On a global scale, the United Nations Declaration on the Rights of Indigenous Peoples (UNDRIP) defines the rights of indigenous peoples, including, but not limited to, their ownership rights to cultural expression and education. It reaffirms that the indigenous peoples, in the exercise of their rights, should be free from discrimination of any kind, and it recognizes the urgent need to respect and promote these inherent rights which stem from their political, economic, and social structures. Article 13 of the UNDRIP provides that indigenous peoples have the right to revitalize, use, develop and transmit to future generations their histories, languages, oral traditions, philosophies, writing systems, and literatures. In the next article of the UNDRIP, it says that they have the “right to establish and control their educational systems and institutions providing education in their own languages, in a manner appropriate to their cultural methods of teaching and learning,” and that “indigenous individuals, particularly children, have the right to all levels and forms of education of the State without discrimination.” This document encompasses the responsibility of all member-states to uphold the dignity of their indigenous peoples, and to work alongside them in order to solve global issues.

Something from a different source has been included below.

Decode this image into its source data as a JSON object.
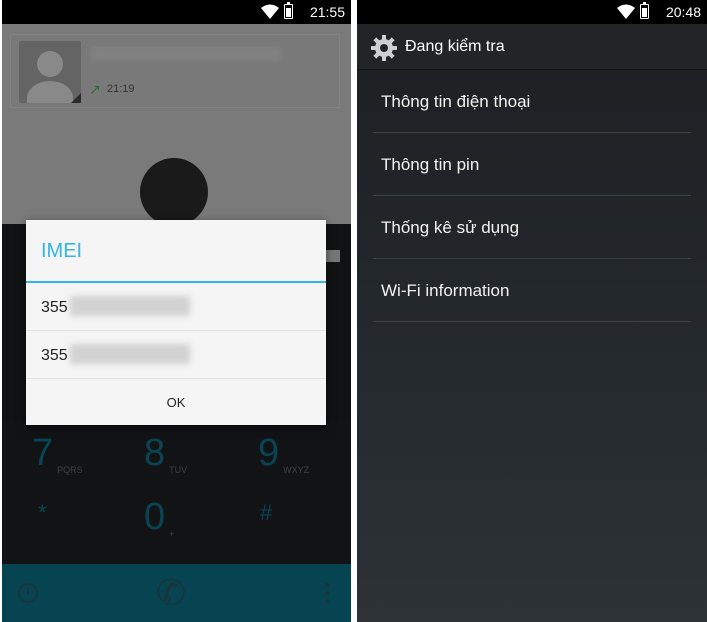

All told, it is evident that over the last couple of decades, it has been witnessed and internationally acknowledged that indigenous peoples comprise a significant number of the population. Gone are the days when indigenous peoples are ignored when it comes to policy-making. Today, with their increasing populations and their continued contributions to the development of the nation, they are rightfully put to the forefront. Our indigenous peoples are the first to be affected by natural calamities given their geographical locations, and oftentimes are the last to receive governmental aid should these calamities strike. They are the first to feel the effects of rapid industrialization, and usually the first to be displaced from their communities when it happens. It is precisely because of these that they should be even more empowered.
Reopen the Lumad schools!

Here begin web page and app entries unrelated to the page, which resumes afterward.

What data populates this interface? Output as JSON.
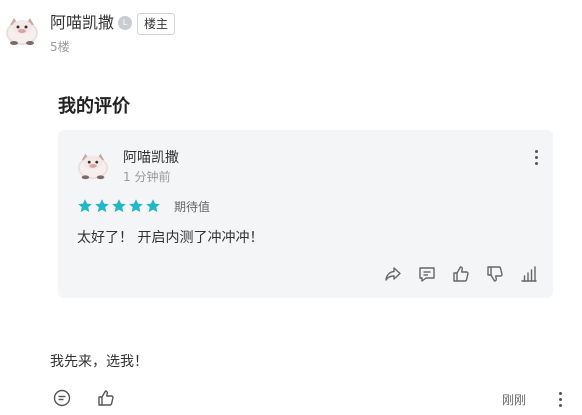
{
  "comment": {
    "author": "阿喵凯撒",
    "level_badge": "L",
    "op_badge": "楼主",
    "floor": "5楼",
    "review_section_title": "我的评价",
    "review": {
      "reviewer": "阿喵凯撒",
      "time": "1 分钟前",
      "stars": 5,
      "rating_label": "期待值",
      "text": "太好了！ 开启内测了冲冲冲！",
      "star_color": "#22b8c7"
    },
    "post_text": "我先来，选我！",
    "post_time": "刚刚"
  },
  "icons": {
    "card_actions": [
      "share-icon",
      "comment-icon",
      "like-icon",
      "dislike-icon",
      "stats-icon"
    ],
    "post_actions": [
      "comment-icon",
      "like-icon"
    ]
  }
}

The indigenous peoples, and the Lumad students specifically, should be given the opportunity to learn more about their culture and how to preserve it, learn more about their environment and how to defend it. They should be taught in a manner that upholds their dignity both as a Filipino citizen and a member of their community. Instead of having their schools taken away from them, where they are taught tools that are valuable to their daily living –tools that may not be taught in the mainstream educational system– the government should instead support these schools and ensure their continuous operations, not close them down and leave the Lumad students in a state of loss. The Lumad schools underlie the realities of the Lumad struggle and equip the students with skills necessary for them to navigate daily life, including not just literacy and numeracy but also agriculture, weaving, and working. They empower the Lumad youth and impress upon them their individual human rights, especially in the areas where the schools are located which are usually heavily militarized. They are run and taught by teachers, many of whom are volunteers, who, despite the lack of facilities and manpower, still continue to educate the youth.
Truly, to allow and support the continued operations of the Lumad schools is for the betterment of our Lumad students, and for the betterment indeed, of our nation.
For the sake of justice and the future of Mindanao, and for the children of the Lumad, reopen their schools!
(Antonio La Viña of Cagayan de Oro City is former dean of the Ateneo School of Government. He teaches Constitutional Law in law schools in Manila and Mindanao. -Mindanews)